_TASK DIRECTIONS_
Within the records, say how many lines include the word "label"; the answer should be the number and no more.

****

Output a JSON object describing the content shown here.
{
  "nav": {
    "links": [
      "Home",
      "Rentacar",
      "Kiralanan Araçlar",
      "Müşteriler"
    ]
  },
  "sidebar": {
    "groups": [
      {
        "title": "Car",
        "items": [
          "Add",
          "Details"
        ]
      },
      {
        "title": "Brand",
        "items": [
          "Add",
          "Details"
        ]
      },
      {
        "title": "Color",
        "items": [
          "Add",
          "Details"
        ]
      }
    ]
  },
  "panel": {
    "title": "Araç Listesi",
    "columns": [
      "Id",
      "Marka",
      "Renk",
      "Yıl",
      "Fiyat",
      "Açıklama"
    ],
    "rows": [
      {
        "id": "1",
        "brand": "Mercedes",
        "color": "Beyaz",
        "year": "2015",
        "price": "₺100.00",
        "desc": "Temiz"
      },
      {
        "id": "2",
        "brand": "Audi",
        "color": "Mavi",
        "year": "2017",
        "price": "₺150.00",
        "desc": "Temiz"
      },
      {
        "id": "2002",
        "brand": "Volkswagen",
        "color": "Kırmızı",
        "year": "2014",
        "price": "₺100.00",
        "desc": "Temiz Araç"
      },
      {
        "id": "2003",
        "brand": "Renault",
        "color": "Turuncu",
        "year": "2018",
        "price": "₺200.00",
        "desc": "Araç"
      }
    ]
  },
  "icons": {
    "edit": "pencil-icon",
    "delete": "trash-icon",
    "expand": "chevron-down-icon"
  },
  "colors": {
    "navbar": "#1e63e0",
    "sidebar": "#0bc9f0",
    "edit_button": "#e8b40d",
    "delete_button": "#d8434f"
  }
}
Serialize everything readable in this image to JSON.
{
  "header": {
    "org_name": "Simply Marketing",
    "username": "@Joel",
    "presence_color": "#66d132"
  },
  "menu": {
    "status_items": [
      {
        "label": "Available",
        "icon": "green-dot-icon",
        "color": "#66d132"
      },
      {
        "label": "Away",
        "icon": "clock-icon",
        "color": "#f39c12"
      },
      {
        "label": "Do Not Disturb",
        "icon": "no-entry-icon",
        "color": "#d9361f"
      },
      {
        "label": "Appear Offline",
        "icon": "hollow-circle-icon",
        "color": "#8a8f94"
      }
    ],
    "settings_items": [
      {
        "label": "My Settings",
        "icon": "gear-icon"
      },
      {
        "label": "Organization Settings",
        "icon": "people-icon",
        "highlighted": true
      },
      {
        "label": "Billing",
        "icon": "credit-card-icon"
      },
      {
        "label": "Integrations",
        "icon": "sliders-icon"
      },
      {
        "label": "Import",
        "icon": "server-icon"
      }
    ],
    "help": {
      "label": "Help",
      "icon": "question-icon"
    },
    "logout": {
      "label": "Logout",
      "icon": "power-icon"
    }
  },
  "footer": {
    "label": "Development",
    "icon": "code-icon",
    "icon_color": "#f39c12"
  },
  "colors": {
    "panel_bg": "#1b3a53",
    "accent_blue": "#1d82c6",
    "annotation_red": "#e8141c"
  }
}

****

_TASK SOLUTION_
12